Weatherby, Otho Charles Roger

Roger Weatherby (as he was always known) was the younger son of Lieutenant-Colonel James Thorpe Weatherby DSO (H1889-1896), of Stanton St. John, Oxfordshire. His mother was Giana Dorothea Weatherby, daughter of Howard Gilliat, of Abbots Ripton Hall, Huntingdonshire. He was the brother of Christopher Nicholas Weatherby (H1933-1937).

He came to Winchester from Horris Hill in Short Half 1936. He was in Lords in 1941 and in First XI soccer in 1942. He left the school in March 1942 from Senior Part II(b), as Senior Prefect and platoon commander of his house platoon of the corps.   He kept a particularly close touch with his house after he left.

He enlisted as a private soldier in May 1942, but was selected for officer training. He found himself at the same Officer Cadet Training Unit with Lieutenant Michael Aston, who had gone on exeat with Weatherby from Horris Hill ten years before. They had acted together in the school play seven years earlier, and had joined the regiment on the same day. Aston, however, survived the war.

After being commissioned into the Oxfordshire and Buckinghamshire (‘Oxford and Bucks’) Light Infantry in March 1943, Weatherby was posted to the Regimental Depot at Colchester. In the spring of 1944 he joined 2nd Battalion where he found himself serving once more with Aston.

Weatherby was attached as a liaison officer to Divisional HQ, and on D-Day landed in a Horsa glider at Ranville, east of Pegasus Bridge.    He later rejoined his battalion as a full Lieutenant and took part in the division’s fighting to repel the German offensive in the Ardennes in December.    Having been withdrawn to England in September, they were back in Belgium by late December to help counter the German breakthrough.  When the German advance faltered Weatherby was involved in the operations to push the enemy back, clearing villages one by one.    They eventually reached Holland where they stayed until the third week in February when the unit was sent back to England to prepare for airborne landings east of the Rhine.

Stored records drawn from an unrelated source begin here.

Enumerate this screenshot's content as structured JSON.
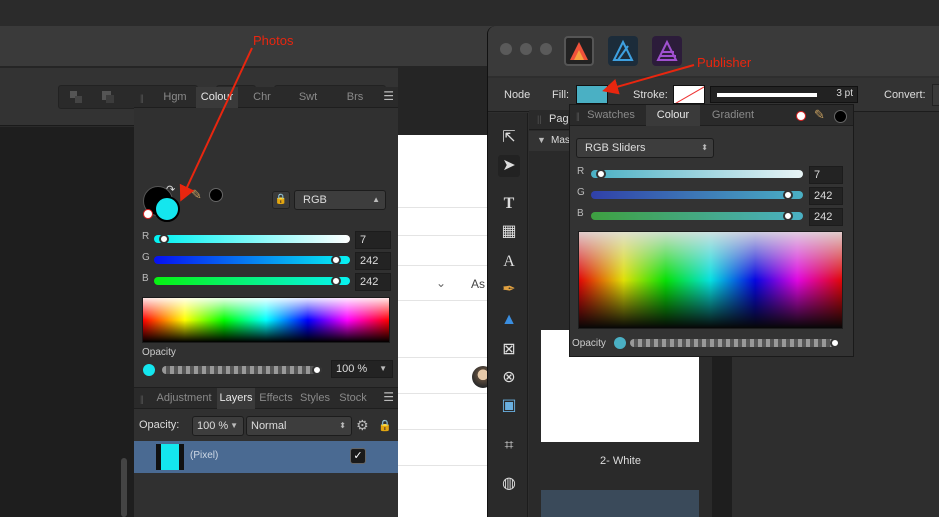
{
  "annotations": {
    "photos": "Photos",
    "publisher": "Publisher"
  },
  "doc_bg": {
    "chevron": "⌄",
    "as_text": "As"
  },
  "photos": {
    "toolbar_icons": [
      "arrange-back-icon",
      "arrange-backward-icon",
      "arrange-forward-icon",
      "arrange-front-icon",
      "align-icon",
      "boolean-add-icon",
      "boolean-subtract-icon",
      "boolean-intersect-icon"
    ],
    "colour_panel": {
      "tabs": [
        "Hgm",
        "Colour",
        "Chr",
        "Swt",
        "Brs"
      ],
      "active_tab": "Colour",
      "mode": "RGB",
      "fill_color": "#14e6ee",
      "sliders": [
        {
          "label": "R",
          "value": "7",
          "fraction": 0.027
        },
        {
          "label": "G",
          "value": "242",
          "fraction": 0.949
        },
        {
          "label": "B",
          "value": "242",
          "fraction": 0.949
        }
      ],
      "opacity_label": "Opacity",
      "opacity_value": "100 %"
    },
    "layers_panel": {
      "tabs": [
        "Adjustment",
        "Layers",
        "Effects",
        "Styles",
        "Stock"
      ],
      "active_tab": "Layers",
      "opacity_label": "Opacity:",
      "opacity_value": "100 %",
      "blend_mode": "Normal",
      "layer_name": "(Pixel)",
      "layer_checked": "✓"
    }
  },
  "publisher": {
    "context": {
      "node_label": "Node",
      "fill_label": "Fill:",
      "fill_color": "#4ab0c4",
      "stroke_label": "Stroke:",
      "stroke_width": "3 pt",
      "convert_label": "Convert:"
    },
    "pages_panel": {
      "tab": "Page",
      "section": "Mas",
      "page_label": "2- White"
    },
    "colour_panel": {
      "tabs": [
        "Swatches",
        "Colour",
        "Gradient"
      ],
      "active_tab": "Colour",
      "mode": "RGB Sliders",
      "sliders": [
        {
          "label": "R",
          "value": "7",
          "fraction": 0.027
        },
        {
          "label": "G",
          "value": "242",
          "fraction": 0.949
        },
        {
          "label": "B",
          "value": "242",
          "fraction": 0.949
        }
      ],
      "opacity_label": "Opacity"
    }
  }
}
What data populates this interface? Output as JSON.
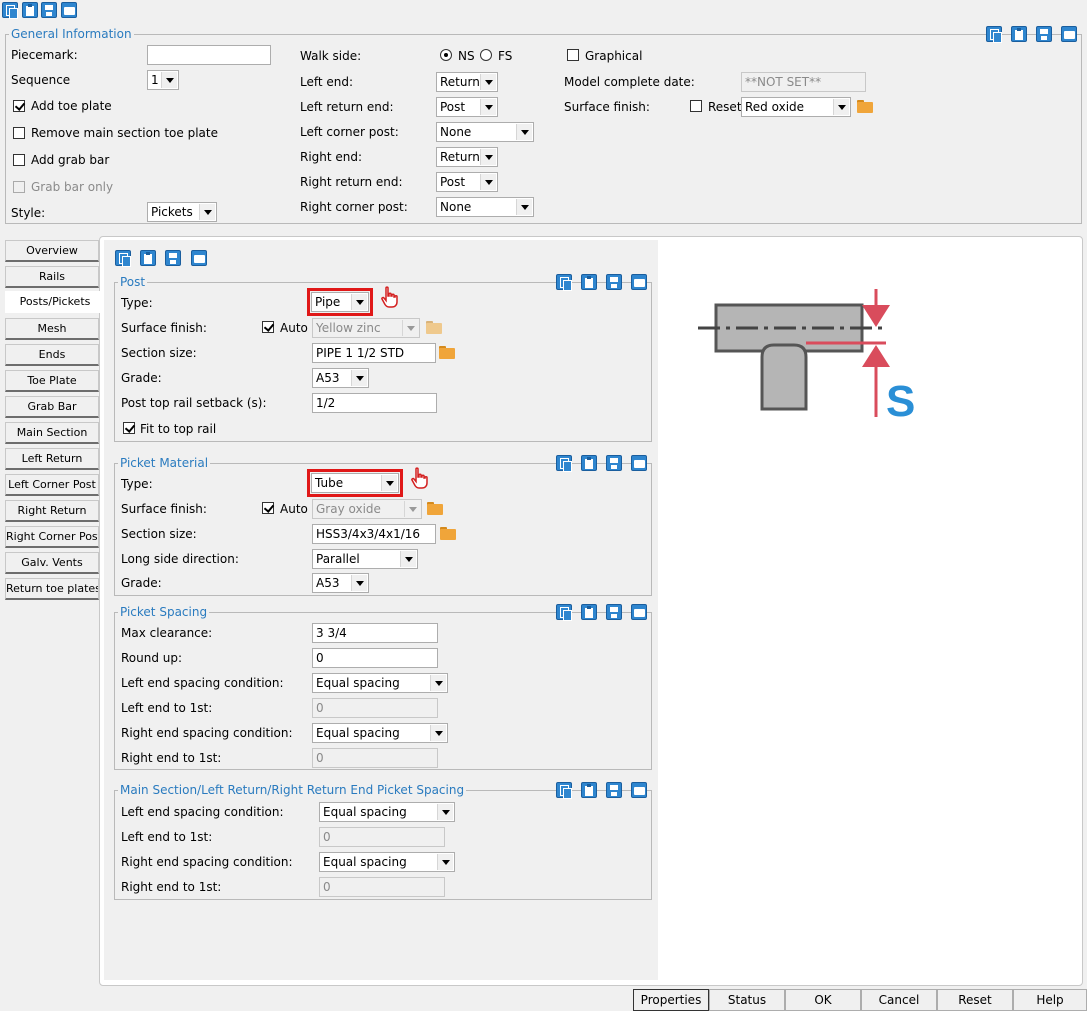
{
  "toolbar": {
    "icons": [
      "copy-icon",
      "paste-icon",
      "save-icon",
      "open-icon"
    ]
  },
  "general": {
    "title": "General Information",
    "piecemark_label": "Piecemark:",
    "piecemark_value": "",
    "sequence_label": "Sequence",
    "sequence_value": "1",
    "add_toe_plate": "Add toe plate",
    "remove_main_toe": "Remove main section toe plate",
    "add_grab_bar": "Add grab bar",
    "grab_bar_only": "Grab bar only",
    "style_label": "Style:",
    "style_value": "Pickets",
    "walk_side_label": "Walk side:",
    "walk_ns": "NS",
    "walk_fs": "FS",
    "left_end_label": "Left end:",
    "left_end_value": "Return",
    "left_return_end_label": "Left return end:",
    "left_return_end_value": "Post",
    "left_corner_post_label": "Left corner post:",
    "left_corner_post_value": "None",
    "right_end_label": "Right end:",
    "right_end_value": "Return",
    "right_return_end_label": "Right return end:",
    "right_return_end_value": "Post",
    "right_corner_post_label": "Right corner post:",
    "right_corner_post_value": "None",
    "graphical": "Graphical",
    "model_complete_label": "Model complete date:",
    "model_complete_value": "**NOT SET**",
    "surface_finish_label": "Surface finish:",
    "reset_label": "Reset",
    "surface_finish_value": "Red oxide"
  },
  "tabs": [
    "Overview",
    "Rails",
    "Posts/Pickets",
    "Mesh",
    "Ends",
    "Toe Plate",
    "Grab Bar",
    "Main Section",
    "Left Return",
    "Left Corner Post",
    "Right Return",
    "Right Corner Post",
    "Galv. Vents",
    "Return toe plates"
  ],
  "post": {
    "title": "Post",
    "type_label": "Type:",
    "type_value": "Pipe",
    "surface_finish_label": "Surface finish:",
    "auto_label": "Auto",
    "surface_finish_value": "Yellow zinc",
    "section_size_label": "Section size:",
    "section_size_value": "PIPE 1 1/2 STD",
    "grade_label": "Grade:",
    "grade_value": "A53",
    "setback_label": "Post top rail setback (s):",
    "setback_value": "1/2",
    "fit_label": "Fit to top rail"
  },
  "picket": {
    "title": "Picket Material",
    "type_label": "Type:",
    "type_value": "Tube",
    "surface_finish_label": "Surface finish:",
    "auto_label": "Auto",
    "surface_finish_value": "Gray oxide",
    "section_size_label": "Section size:",
    "section_size_value": "HSS3/4x3/4x1/16",
    "long_side_label": "Long side direction:",
    "long_side_value": "Parallel",
    "grade_label": "Grade:",
    "grade_value": "A53"
  },
  "spacing": {
    "title": "Picket Spacing",
    "max_clearance_label": "Max clearance:",
    "max_clearance_value": "3 3/4",
    "round_up_label": "Round up:",
    "round_up_value": "0",
    "left_cond_label": "Left end spacing condition:",
    "left_cond_value": "Equal spacing",
    "left_first_label": "Left end to 1st:",
    "left_first_value": "0",
    "right_cond_label": "Right end spacing condition:",
    "right_cond_value": "Equal spacing",
    "right_first_label": "Right end to 1st:",
    "right_first_value": "0"
  },
  "main_spacing": {
    "title": "Main Section/Left Return/Right Return End Picket Spacing",
    "left_cond_label": "Left end spacing condition:",
    "left_cond_value": "Equal spacing",
    "left_first_label": "Left end to 1st:",
    "left_first_value": "0",
    "right_cond_label": "Right end spacing condition:",
    "right_cond_value": "Equal spacing",
    "right_first_label": "Right end to 1st:",
    "right_first_value": "0"
  },
  "diagram": {
    "label": "S",
    "accent": "#d94c5c",
    "label_color": "#2a8fd6"
  },
  "buttons": {
    "properties": "Properties",
    "status": "Status",
    "ok": "OK",
    "cancel": "Cancel",
    "reset": "Reset",
    "help": "Help"
  }
}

Operation Varsity, on March 24th 1945, marked the last use of airborne troops in that role in the war. It was a huge undertaking, and the lessons of Arnhem had been learned: this time, the airborne troops were to land to secure a bridge-head over the Rhine,  into which forces would immediately cross from the other side of the river. 540 plane-loads of parachute troops and 1,300 gliders set off that morning in a stream of aircraft some twenty miles long; over six thousand Allied aircraft were in the air.

2nd Battalion was to be landed by glider at Hamminkeln, east of the Rhine and north of Hamminkeln railway station. However, the Germans had expected an airborne landing there and seventy-five percent of the gliders were hit on the way in.  Weatherby’s glider was one of those which was hit and did not make it, as Aston remembered:  “I gather he crashed in flames, so had very little chance. A crying shame – as usual, the best go and the worst remain.”

He was twenty-one years old when he died, and rests in grave 35.B.9 of the Reichswald Forest War Cemetery. His memorial service was held on Saturday June 16th 1945, in his home village of Stanton St. John.

War: World War 2

  • Surname: Weatherby
  • Forenames or initials: Otho Charles Roger
  • House: H
  • Years in School: 1936-1942
  • Rank: Lieutenant
  • Regiment: 2nd Airborne Battalion, Oxford & Bucks Light Infantry
  • Date of Birth: 15th September 1923
  • Date of Death: 24th March 1945
  • How Died: Killed in Action
  • Location in War Cloister: Inner B2
  • Decoration: NA
  • Burial Site: Reichswald Forest Cemetery: Grave 35.B.9